#### [WORK TASK]
Look through the material that follows and show every line with the string "Definer".

------ DATA FOR ANALYSIS

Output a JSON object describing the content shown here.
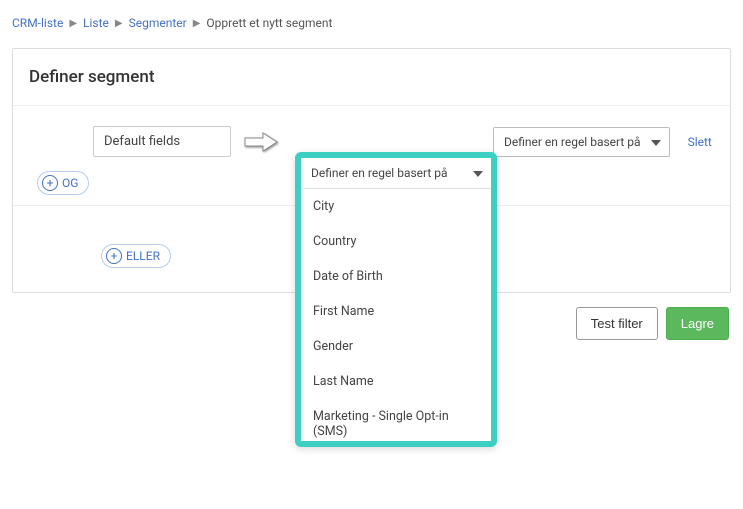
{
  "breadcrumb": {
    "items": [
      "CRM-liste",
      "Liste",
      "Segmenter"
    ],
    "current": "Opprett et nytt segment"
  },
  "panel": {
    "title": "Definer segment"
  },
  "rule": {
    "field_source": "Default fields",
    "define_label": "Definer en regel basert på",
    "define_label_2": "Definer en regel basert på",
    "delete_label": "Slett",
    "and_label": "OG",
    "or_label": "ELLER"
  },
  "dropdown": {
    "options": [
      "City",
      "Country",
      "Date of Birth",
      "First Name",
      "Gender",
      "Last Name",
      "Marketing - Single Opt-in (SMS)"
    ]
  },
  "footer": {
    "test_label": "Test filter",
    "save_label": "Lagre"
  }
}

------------
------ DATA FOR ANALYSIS

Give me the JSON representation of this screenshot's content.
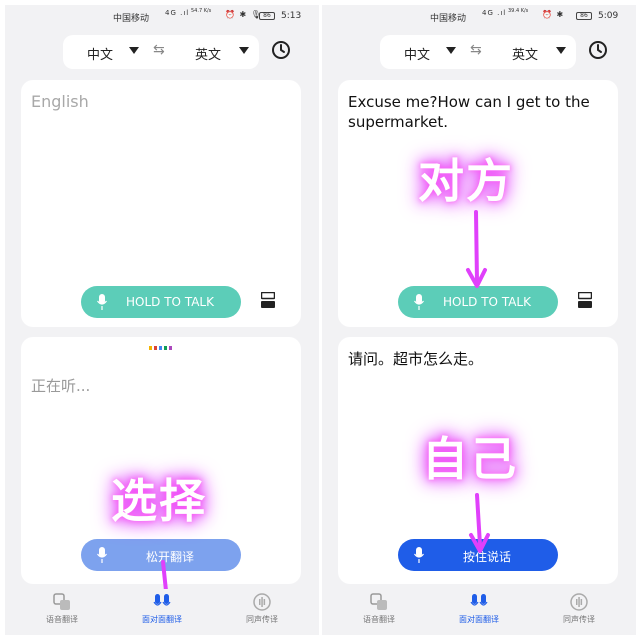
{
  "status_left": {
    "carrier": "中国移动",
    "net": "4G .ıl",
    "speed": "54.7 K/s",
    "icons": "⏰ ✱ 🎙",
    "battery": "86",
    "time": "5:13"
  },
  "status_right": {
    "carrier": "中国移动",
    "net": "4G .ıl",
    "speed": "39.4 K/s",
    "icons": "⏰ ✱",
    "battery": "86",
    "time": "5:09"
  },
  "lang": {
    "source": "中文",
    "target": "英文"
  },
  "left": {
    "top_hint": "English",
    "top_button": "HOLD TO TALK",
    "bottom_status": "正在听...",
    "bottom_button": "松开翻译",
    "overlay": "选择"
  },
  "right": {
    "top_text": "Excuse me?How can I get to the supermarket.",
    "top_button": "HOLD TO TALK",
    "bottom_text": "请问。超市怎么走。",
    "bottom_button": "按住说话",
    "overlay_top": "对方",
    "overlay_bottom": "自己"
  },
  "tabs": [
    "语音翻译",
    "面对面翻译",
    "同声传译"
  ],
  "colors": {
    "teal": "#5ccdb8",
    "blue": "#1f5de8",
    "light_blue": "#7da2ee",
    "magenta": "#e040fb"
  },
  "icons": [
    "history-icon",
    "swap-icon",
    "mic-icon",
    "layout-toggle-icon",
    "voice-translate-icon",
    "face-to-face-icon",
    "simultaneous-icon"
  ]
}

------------
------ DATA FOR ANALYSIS

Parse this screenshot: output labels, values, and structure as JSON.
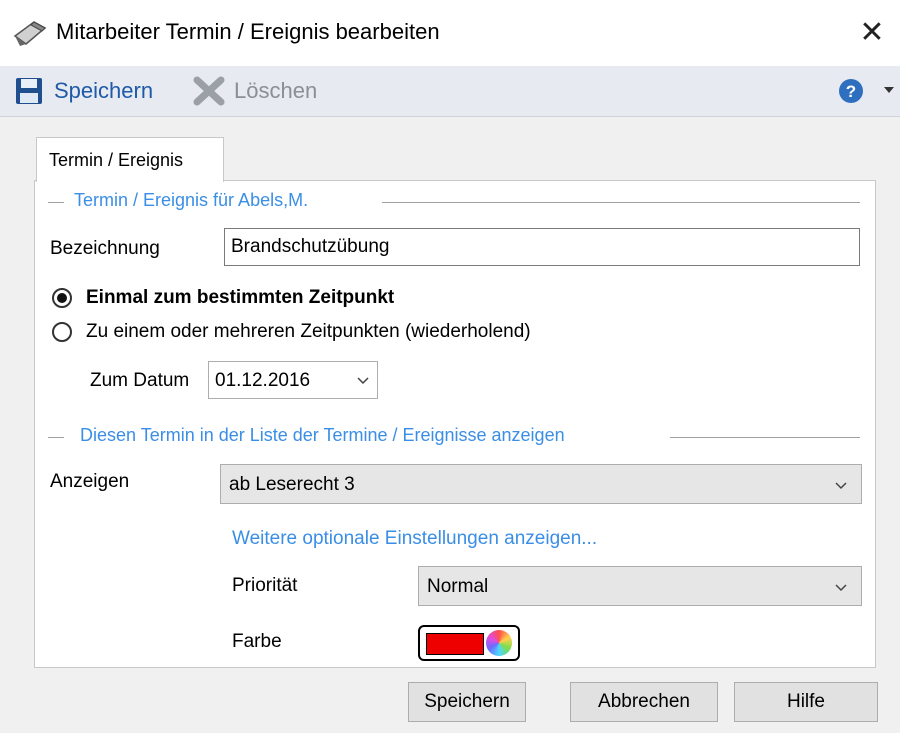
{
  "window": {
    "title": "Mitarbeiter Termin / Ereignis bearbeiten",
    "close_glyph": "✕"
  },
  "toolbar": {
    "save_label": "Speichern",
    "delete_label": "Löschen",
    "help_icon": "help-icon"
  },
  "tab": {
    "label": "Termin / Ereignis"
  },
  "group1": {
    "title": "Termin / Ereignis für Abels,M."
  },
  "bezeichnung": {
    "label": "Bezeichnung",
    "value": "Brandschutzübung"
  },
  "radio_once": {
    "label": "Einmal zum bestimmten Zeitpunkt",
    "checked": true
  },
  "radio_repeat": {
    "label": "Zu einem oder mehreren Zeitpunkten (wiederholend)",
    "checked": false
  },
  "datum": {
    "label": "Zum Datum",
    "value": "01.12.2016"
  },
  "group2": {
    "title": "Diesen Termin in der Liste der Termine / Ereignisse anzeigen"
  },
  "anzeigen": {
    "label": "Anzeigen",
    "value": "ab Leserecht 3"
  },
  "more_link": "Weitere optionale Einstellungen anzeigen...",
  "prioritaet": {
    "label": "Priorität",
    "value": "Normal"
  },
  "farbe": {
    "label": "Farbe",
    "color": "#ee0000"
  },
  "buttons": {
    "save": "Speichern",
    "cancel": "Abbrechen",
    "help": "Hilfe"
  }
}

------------

#### [RESPONSE AREA]
    "title": "Definer segment"
    "define_label": "Definer en regel basert på",
    "define_label_2": "Definer en regel basert på",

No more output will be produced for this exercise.